So I guess I’ll be joining Margene and Claudia in the “how many times does a knitter need to learn the same lesson” corner of the room.
If I hadn’t already gotten so much of the second sleeve done, I’d probably be tempted to knit the sleeves top-down. But even with ripping out a few inches to eliminate the unnecessary increases, there’s still quite a bit done already. I guess I’ll just finish that one up following my new calculations and see how it fits.
The bright spot is that I had more than enough yarn, so I can probably (hopefully) just finish up the sweater without frogging the Black Blob of Denial (TM). I’d rather not have to reuse superwash wool that’s already been washed – I’m afraid the gauge would be unpredictably different from the rest of the sweater. If I do need to reuse it, I’d rather use it for the buttonbands.
You could have gone for the “leg o’ mutton” sleeve, I suppose!
Sigh. That seems depressing. At least you only did 1 sleeve, right? Because slow learner that I am, I probably would have knit both and had to redo two.
Ugh…that de Nile thing is always a bite.
Ah, the three-armed sweater – always a hit!
At least, it’s summer and you can knit outside where there’s sunshine. Right?
Good point about not wanting to reuse the superwash, I didn’t realize that.
bummer. how do you like to recalculate the sleeve cap? I mean, obviously you don’t or you would have done it originally, but what method do you use? I’m forever playing with the gauge to achieve an in between size (why designers assume that large women come in 4-6″ increments I don’t understand) so I often have to recalculate it and haven’t found a satisfactory method yet.

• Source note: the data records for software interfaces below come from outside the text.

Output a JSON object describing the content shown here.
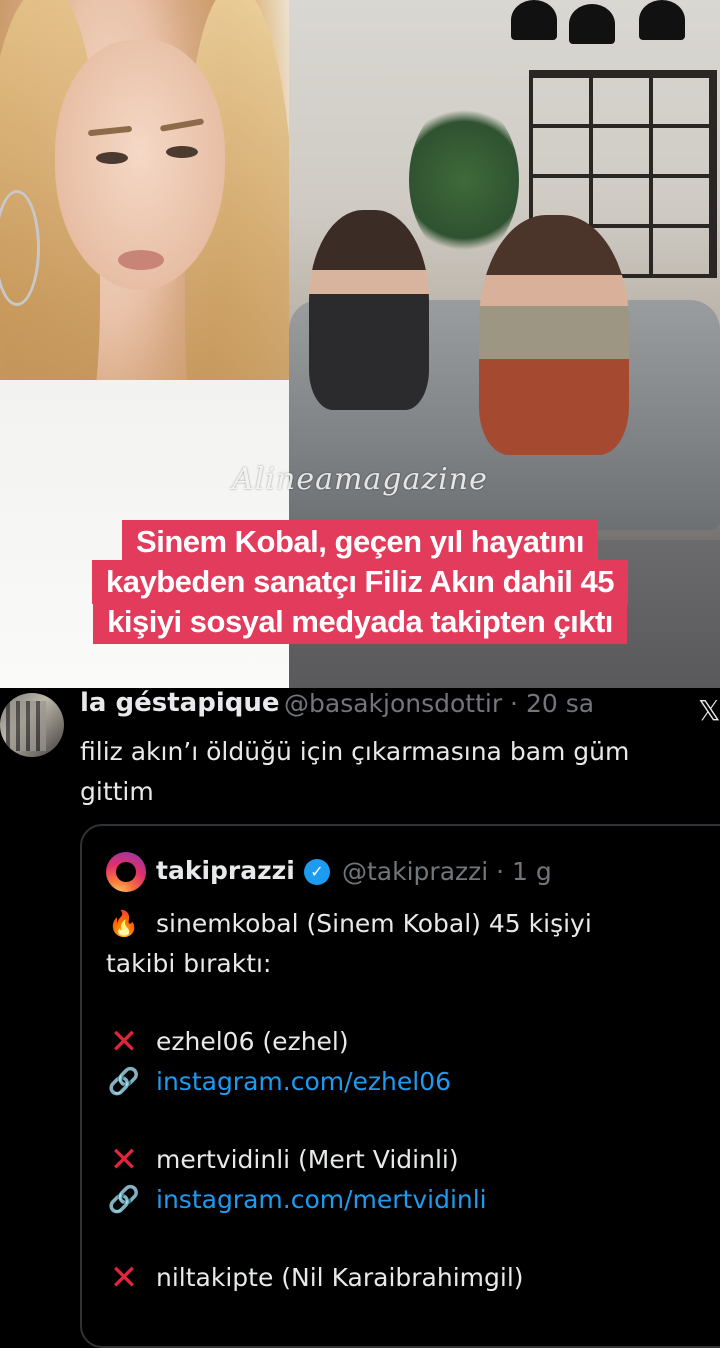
{
  "image": {
    "watermark": "Alineamagazine",
    "headline": [
      "Sinem Kobal, geçen yıl hayatını",
      "kaybeden sanatçı Filiz Akın dahil 45",
      "kişiyi sosyal medyada takipten çıktı"
    ],
    "headline_color": "#e23b5c"
  },
  "tweet": {
    "author_name": "la géstapique",
    "author_handle": "@basakjonsdottir · 20 sa",
    "text_line1": "filiz akın’ı öldüğü için çıkarmasına bam güm",
    "text_line2": "gittim",
    "quote": {
      "author_name": "takiprazzi",
      "author_handle": "@takiprazzi · 1 g",
      "intro_line1": "sinemkobal (Sinem Kobal) 45 kişiyi",
      "intro_line2": "takibi bıraktı:",
      "entries": [
        {
          "name": "ezhel06 (ezhel)",
          "link": "instagram.com/ezhel06"
        },
        {
          "name": "mertvidinli (Mert Vidinli)",
          "link": "instagram.com/mertvidinli"
        },
        {
          "name": "niltakipte (Nil Karaibrahimgil)"
        }
      ]
    }
  },
  "icons": {
    "close": "x-logo-icon",
    "fire": "fire-icon",
    "cross": "cross-mark-icon",
    "chain": "link-icon",
    "verified": "verified-badge-icon"
  },
  "colors": {
    "link": "#1d9bf0",
    "verified": "#1d9bf0",
    "secondary_text": "#71767b"
  }
}
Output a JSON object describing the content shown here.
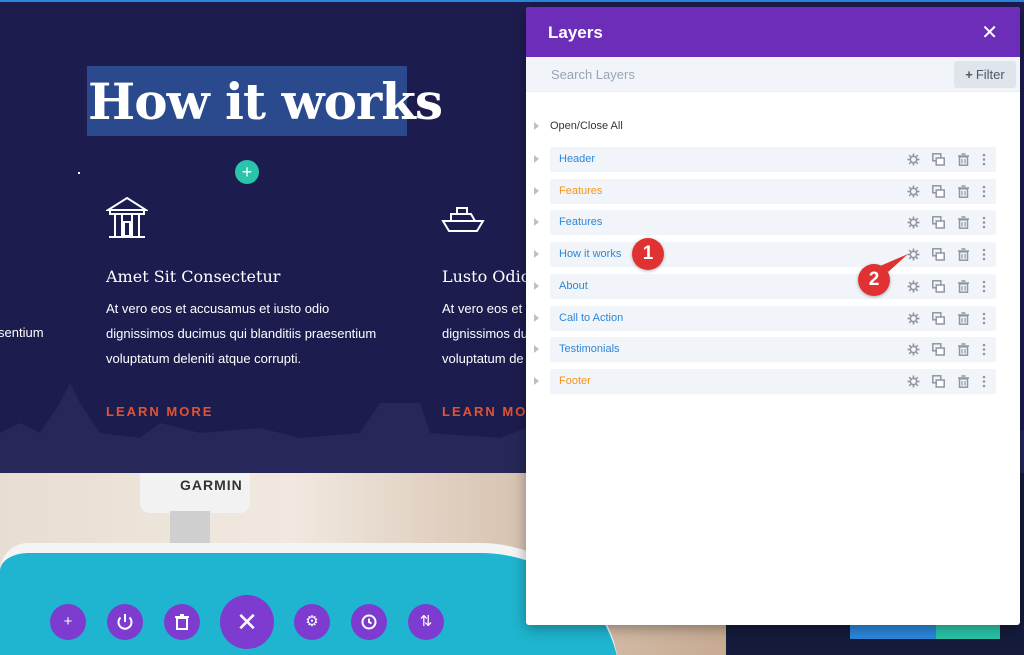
{
  "page": {
    "heading": "How it works",
    "columns": [
      {
        "title": "Amet Sit Consectetur",
        "lines": [
          "At vero eos et accusamus et iusto odio",
          "dignissimos ducimus qui blanditiis praesentium",
          "voluptatum deleniti atque corrupti."
        ],
        "link": "LEARN MORE",
        "icon": "building-icon"
      },
      {
        "title": "Lusto Odio",
        "lines": [
          "At vero eos et a",
          "dignissimos du",
          "voluptatum de"
        ],
        "link": "LEARN MO",
        "icon": "ship-icon"
      }
    ],
    "left_cut_text": "sentium",
    "photo_brand_text": "GARMIN"
  },
  "builder_bar": {
    "buttons": [
      "add-icon",
      "power-icon",
      "trash-icon",
      "close-icon",
      "gear-icon",
      "history-icon",
      "sort-icon"
    ]
  },
  "layers_panel": {
    "title": "Layers",
    "search_placeholder": "Search Layers",
    "filter_label": "Filter",
    "open_close_label": "Open/Close All",
    "items": [
      {
        "label": "Header",
        "color": "#2b87da"
      },
      {
        "label": "Features",
        "color": "#f5941b"
      },
      {
        "label": "Features",
        "color": "#2b87da"
      },
      {
        "label": "How it works",
        "color": "#2b87da"
      },
      {
        "label": "About",
        "color": "#2b87da"
      },
      {
        "label": "Call to Action",
        "color": "#2b87da"
      },
      {
        "label": "Testimonials",
        "color": "#2b87da"
      },
      {
        "label": "Footer",
        "color": "#f5941b"
      }
    ],
    "accent_color": "#6c2eb9"
  },
  "annotations": [
    {
      "label": "1"
    },
    {
      "label": "2"
    }
  ]
}
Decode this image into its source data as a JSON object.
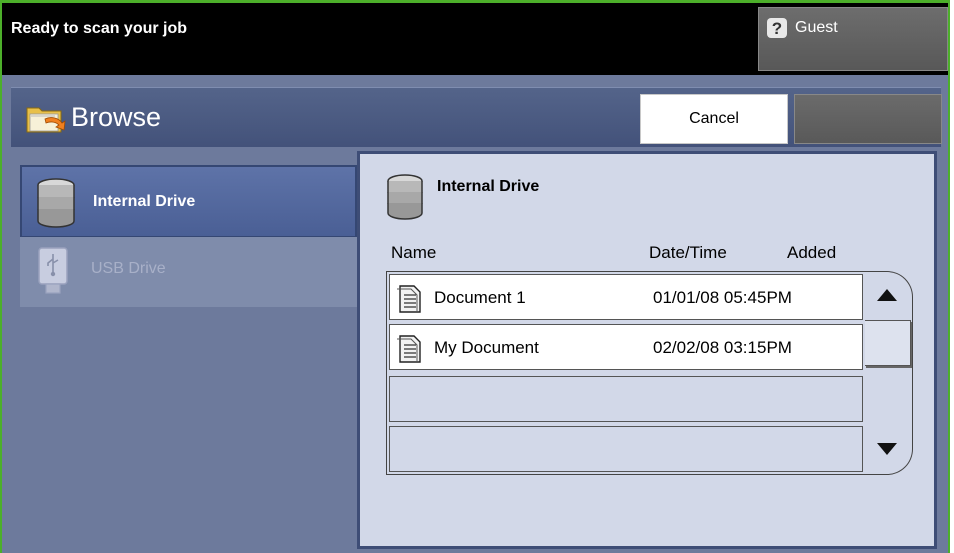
{
  "status": {
    "text": "Ready to scan your job"
  },
  "user": {
    "label": "Guest",
    "icon": "help-icon"
  },
  "header": {
    "title": "Browse",
    "icon": "folder-icon",
    "cancel_label": "Cancel"
  },
  "sidebar": {
    "items": [
      {
        "label": "Internal Drive",
        "icon": "database-icon",
        "selected": true,
        "enabled": true
      },
      {
        "label": "USB Drive",
        "icon": "usb-icon",
        "selected": false,
        "enabled": false
      }
    ]
  },
  "main": {
    "drive_title": "Internal Drive",
    "columns": {
      "name": "Name",
      "date": "Date/Time",
      "added": "Added"
    },
    "rows": [
      {
        "name": "Document 1",
        "date": "01/01/08 05:45PM"
      },
      {
        "name": "My Document",
        "date": "02/02/08 03:15PM"
      }
    ]
  },
  "colors": {
    "accent_border": "#4caf2a",
    "panel_bg": "#6d7a9c",
    "selected_item": "#4a5f95",
    "list_bg": "#d2d8e8"
  }
}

Big Bad Blob.
Mean of it not to fit better. Honestly, do knits expect us to do ALL the work? Over and over? Evidently.